- -Training for supervisors to detect the signs of addiction in employees
- -A system for drug testing
- -An Employee Assistance Program for when treatment is needed
Mason said employers see the benefits of this approach when it is explained “in a language that they understand, which is ‘Let’s do the math.’”
A 2009 study in the journal Psychiatric Services found that when an employer pressures an employee to seek addiction treatment, it “gets people to treatment earlier and provides incentives for treatment adherence.”
When the employee returns from treatment, the employer saves “up to $2,607 per worker annually,” according to survey results posted in March by the National Safety Council. The savings are estimated based on missed work days and healthcare costs incurred by employees in active addiction.
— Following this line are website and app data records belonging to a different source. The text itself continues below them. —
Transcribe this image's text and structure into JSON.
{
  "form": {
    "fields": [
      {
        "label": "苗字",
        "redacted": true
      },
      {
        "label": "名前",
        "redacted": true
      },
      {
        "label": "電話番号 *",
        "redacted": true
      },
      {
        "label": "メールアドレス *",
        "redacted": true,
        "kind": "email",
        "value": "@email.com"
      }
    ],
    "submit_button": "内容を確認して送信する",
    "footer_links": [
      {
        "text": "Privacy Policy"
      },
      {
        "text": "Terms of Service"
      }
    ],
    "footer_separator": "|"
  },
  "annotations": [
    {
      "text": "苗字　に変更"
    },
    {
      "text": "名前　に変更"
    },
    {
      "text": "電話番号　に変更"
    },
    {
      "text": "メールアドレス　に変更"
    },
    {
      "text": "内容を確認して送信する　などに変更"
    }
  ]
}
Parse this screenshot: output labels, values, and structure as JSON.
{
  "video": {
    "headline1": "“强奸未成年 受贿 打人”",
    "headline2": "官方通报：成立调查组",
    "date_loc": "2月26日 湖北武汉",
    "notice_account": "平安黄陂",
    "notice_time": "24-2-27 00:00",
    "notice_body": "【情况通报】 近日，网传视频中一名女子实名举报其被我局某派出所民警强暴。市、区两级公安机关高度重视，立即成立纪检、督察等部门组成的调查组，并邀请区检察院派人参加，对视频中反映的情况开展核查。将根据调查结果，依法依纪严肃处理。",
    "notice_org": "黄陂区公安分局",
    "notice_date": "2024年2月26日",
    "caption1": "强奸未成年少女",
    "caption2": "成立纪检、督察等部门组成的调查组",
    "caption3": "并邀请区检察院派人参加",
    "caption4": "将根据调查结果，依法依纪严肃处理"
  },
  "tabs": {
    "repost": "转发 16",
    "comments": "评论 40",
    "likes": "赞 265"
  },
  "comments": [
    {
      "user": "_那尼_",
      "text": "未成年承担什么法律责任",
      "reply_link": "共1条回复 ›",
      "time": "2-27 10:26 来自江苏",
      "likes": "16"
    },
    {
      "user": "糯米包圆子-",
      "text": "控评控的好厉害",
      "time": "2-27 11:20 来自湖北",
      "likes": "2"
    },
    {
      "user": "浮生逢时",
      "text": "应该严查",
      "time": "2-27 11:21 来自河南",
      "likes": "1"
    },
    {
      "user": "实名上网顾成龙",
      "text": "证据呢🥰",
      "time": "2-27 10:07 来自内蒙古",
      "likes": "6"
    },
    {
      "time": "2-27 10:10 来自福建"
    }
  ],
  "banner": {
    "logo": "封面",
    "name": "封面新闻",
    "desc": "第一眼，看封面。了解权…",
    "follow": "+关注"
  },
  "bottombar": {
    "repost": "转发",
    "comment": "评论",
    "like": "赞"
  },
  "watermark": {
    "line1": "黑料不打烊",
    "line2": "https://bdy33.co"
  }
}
West Virginia lacks a state-managed drug-free workplace program. However, recent legislation taking effect in July expands circumstances in which workers can be tested for drugs, and testing is required for workers in all public works projects.
The opioid epidemic has increased demand for Working Partners’ services in both urban and rural areas. Mason said rural communities present unique challenges in getting employees treatment.
“We’re raising the awareness of the employers. But now we’ve got to figure out how to find services that they can rely on. There aren’t enough services,” Mason said.
There is a decline of employment opportunities in what used to be called the “middle class” thanks to automation, technology, artificial intelligence & robotics. John Wayne famously said; “Life’s tough, it’s even tougher when you’re stupid!”. Addiction is yet another burden that so many of those genetically predisposed to end up afflicted with. It’s clearly a debilitating disease. I’m so thrilled when employers go out of their way to give a hand-up to those in need. A hand-up is so much better than a hand-out! An important thought to keep in mind, is that when somebody goes in for addiction treatment and has no personal financial responsibility, they have no “skin in the game” and a higher rate of relapse. It’s simple human nature, taking the inherent character flaws of an active addiction sufferer in the throes of their disease and giving them “free” treatment is something like throwing gasoline on a fire. It’s counterproductive!